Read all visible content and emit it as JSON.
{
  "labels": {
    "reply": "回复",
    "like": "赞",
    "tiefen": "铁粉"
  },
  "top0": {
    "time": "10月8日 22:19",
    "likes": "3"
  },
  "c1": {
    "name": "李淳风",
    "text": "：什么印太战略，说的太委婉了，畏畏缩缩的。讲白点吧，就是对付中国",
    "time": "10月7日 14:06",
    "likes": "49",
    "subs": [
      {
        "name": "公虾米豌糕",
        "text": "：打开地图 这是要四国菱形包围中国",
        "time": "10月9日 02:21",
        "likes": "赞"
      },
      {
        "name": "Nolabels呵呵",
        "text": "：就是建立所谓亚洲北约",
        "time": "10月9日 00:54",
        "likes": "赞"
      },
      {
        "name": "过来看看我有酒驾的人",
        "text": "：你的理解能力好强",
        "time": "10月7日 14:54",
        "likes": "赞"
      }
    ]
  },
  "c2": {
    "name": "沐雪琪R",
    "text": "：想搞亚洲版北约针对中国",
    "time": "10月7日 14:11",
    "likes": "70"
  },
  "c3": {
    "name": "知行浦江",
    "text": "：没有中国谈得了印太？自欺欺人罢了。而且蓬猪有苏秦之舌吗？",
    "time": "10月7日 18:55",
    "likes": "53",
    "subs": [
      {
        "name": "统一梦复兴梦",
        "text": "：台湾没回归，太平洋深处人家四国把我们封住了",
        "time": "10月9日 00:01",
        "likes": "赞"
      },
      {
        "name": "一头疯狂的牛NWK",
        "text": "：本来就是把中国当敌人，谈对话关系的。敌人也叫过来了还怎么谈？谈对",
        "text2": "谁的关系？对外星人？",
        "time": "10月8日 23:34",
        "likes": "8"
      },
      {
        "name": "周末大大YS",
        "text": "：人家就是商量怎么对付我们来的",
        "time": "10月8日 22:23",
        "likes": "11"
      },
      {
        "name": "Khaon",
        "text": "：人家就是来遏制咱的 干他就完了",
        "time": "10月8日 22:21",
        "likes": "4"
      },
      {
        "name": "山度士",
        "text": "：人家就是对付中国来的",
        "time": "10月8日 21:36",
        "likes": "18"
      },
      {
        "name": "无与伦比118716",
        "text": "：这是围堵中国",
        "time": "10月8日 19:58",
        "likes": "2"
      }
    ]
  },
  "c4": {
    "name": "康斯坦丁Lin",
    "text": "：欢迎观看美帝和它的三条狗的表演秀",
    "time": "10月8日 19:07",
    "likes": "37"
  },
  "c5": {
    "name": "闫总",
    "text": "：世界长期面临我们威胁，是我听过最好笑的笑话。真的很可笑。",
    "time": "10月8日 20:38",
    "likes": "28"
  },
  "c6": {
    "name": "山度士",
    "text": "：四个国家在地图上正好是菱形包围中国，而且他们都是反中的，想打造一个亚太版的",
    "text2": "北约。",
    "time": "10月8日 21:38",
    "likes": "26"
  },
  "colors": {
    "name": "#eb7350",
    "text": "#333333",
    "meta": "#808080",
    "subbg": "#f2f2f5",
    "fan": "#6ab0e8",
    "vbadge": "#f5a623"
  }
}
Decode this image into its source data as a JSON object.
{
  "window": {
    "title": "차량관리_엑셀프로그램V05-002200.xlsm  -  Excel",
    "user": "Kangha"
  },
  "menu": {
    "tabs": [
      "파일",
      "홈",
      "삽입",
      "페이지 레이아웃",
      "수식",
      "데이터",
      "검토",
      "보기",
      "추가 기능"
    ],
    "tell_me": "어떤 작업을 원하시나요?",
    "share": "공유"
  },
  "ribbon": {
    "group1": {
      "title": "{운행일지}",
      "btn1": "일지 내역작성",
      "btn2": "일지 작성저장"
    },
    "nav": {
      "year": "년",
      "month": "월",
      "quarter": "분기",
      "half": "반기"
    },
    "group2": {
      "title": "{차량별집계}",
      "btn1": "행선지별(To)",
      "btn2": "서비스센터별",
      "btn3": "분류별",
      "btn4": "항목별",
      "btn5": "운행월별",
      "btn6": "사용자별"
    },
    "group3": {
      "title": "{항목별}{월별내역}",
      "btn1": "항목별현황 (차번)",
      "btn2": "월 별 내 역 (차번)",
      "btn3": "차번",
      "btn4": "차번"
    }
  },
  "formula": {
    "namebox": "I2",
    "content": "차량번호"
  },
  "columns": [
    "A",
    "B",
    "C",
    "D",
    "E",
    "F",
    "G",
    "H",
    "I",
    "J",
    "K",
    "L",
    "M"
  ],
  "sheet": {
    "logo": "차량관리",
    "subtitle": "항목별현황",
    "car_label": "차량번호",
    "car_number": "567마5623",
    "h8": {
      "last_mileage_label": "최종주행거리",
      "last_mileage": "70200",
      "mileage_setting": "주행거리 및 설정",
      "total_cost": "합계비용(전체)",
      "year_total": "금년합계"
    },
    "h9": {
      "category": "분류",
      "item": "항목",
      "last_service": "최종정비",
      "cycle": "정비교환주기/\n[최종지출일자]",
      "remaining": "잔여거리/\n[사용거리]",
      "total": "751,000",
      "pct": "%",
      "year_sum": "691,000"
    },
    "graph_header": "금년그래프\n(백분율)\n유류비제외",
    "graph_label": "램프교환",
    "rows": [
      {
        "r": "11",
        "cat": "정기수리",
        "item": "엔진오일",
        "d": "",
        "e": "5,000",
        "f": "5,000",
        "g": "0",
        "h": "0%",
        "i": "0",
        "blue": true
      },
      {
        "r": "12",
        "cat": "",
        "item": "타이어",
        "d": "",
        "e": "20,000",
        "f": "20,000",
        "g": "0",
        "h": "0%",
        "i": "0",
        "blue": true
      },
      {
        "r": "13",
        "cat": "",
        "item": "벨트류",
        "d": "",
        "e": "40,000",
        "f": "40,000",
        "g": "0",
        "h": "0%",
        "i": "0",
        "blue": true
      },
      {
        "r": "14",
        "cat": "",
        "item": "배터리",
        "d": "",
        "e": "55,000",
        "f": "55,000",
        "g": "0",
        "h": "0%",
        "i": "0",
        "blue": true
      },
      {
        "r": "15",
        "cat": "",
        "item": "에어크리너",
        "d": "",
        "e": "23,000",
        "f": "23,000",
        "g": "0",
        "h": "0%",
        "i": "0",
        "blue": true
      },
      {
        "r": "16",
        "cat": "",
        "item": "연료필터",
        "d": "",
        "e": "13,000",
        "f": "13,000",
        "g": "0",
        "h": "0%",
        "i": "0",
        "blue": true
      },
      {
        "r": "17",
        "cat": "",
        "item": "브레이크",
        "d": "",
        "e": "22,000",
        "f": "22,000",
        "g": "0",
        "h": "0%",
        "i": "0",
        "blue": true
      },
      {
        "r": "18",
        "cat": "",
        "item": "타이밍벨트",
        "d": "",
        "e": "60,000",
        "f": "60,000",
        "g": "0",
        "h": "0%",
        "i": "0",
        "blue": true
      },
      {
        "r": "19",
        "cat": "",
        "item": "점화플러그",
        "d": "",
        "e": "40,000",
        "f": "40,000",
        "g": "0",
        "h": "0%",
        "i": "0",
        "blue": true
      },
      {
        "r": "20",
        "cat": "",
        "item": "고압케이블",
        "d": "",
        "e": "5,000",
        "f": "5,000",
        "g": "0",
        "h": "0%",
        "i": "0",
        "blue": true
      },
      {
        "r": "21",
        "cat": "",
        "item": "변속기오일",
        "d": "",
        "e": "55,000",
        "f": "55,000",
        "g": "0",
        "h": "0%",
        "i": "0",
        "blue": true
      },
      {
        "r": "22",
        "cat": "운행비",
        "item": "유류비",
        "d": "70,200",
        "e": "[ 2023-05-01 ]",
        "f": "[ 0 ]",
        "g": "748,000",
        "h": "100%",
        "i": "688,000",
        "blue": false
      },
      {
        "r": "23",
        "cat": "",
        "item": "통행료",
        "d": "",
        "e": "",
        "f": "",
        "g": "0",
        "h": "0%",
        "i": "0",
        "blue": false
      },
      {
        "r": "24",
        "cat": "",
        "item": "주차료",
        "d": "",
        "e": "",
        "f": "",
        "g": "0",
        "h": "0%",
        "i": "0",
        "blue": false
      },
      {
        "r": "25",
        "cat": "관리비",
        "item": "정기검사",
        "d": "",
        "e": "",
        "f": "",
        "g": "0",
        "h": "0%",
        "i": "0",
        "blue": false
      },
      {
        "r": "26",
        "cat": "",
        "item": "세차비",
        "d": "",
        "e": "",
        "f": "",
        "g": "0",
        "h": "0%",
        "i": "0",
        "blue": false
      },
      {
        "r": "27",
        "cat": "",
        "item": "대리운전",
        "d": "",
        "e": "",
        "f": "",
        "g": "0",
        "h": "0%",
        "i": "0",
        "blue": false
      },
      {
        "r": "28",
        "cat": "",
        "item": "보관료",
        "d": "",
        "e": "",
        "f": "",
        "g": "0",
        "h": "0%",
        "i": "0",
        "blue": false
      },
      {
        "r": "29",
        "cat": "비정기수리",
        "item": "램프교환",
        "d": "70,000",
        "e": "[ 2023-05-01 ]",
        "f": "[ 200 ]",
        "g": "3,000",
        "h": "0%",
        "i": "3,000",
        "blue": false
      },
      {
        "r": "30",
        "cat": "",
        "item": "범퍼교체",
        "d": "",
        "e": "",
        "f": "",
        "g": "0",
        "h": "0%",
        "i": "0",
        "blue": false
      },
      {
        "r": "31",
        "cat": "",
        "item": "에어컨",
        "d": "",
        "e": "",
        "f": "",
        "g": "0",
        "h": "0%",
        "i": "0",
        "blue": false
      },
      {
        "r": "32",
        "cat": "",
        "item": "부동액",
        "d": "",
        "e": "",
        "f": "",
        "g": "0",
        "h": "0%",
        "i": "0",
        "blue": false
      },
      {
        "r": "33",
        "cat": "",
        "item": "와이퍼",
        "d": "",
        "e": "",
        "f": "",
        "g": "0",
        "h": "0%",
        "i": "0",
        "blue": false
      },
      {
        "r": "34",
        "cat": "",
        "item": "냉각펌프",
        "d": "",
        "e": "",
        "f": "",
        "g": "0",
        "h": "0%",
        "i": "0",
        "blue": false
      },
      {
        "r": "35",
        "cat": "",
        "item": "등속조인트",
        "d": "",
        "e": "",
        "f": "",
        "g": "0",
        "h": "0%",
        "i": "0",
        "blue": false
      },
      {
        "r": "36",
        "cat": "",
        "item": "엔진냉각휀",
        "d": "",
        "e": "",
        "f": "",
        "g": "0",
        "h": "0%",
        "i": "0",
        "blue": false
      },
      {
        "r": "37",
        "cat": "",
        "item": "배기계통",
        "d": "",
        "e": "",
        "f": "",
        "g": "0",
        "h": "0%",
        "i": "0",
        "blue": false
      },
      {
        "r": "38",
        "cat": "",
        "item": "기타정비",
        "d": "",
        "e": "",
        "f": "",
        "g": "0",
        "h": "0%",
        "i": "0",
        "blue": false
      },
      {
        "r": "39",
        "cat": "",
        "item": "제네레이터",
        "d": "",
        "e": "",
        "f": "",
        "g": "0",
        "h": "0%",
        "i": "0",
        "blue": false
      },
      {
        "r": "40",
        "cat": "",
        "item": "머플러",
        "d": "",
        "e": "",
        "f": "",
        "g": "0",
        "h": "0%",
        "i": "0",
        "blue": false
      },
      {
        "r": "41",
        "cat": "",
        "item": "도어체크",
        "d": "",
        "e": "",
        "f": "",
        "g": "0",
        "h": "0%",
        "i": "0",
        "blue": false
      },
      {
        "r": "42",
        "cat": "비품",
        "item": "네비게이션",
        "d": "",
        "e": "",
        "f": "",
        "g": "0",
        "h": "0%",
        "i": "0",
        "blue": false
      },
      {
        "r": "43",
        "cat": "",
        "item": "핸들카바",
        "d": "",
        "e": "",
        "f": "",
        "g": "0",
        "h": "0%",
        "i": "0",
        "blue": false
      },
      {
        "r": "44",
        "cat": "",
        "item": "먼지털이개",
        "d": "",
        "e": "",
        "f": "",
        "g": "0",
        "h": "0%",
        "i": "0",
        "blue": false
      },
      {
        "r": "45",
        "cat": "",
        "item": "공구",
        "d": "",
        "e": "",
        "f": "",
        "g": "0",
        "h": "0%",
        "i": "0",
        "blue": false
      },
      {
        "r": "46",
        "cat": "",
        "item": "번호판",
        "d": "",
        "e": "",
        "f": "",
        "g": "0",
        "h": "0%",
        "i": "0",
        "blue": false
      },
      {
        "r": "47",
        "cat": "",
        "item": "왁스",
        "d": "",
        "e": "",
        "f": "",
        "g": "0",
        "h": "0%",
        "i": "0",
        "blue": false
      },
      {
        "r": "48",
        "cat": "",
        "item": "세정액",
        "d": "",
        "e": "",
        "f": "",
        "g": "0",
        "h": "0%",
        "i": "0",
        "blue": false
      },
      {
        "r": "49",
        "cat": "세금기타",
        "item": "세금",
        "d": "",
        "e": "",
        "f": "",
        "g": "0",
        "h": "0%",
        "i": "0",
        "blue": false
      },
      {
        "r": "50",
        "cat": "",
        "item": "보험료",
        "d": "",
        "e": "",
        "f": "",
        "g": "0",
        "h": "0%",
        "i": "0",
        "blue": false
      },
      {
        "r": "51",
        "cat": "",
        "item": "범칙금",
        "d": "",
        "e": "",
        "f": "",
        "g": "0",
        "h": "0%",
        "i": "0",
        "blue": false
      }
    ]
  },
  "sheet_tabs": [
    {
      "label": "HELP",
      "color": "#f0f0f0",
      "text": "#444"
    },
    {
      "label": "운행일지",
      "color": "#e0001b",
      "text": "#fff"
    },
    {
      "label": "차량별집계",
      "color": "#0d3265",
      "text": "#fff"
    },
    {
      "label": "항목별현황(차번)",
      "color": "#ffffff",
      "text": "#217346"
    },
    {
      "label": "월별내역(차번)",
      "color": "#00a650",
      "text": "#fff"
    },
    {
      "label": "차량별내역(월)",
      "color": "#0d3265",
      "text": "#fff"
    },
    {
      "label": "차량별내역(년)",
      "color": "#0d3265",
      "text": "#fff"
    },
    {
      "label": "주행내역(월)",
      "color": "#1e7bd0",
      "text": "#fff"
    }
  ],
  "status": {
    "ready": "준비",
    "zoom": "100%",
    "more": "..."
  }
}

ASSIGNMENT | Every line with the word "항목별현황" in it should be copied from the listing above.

FINISHED TASK |
      "btn1": "항목별현황 (차번)",
    "subtitle": "항목별현황",
      "label": "항목별현황(차번)",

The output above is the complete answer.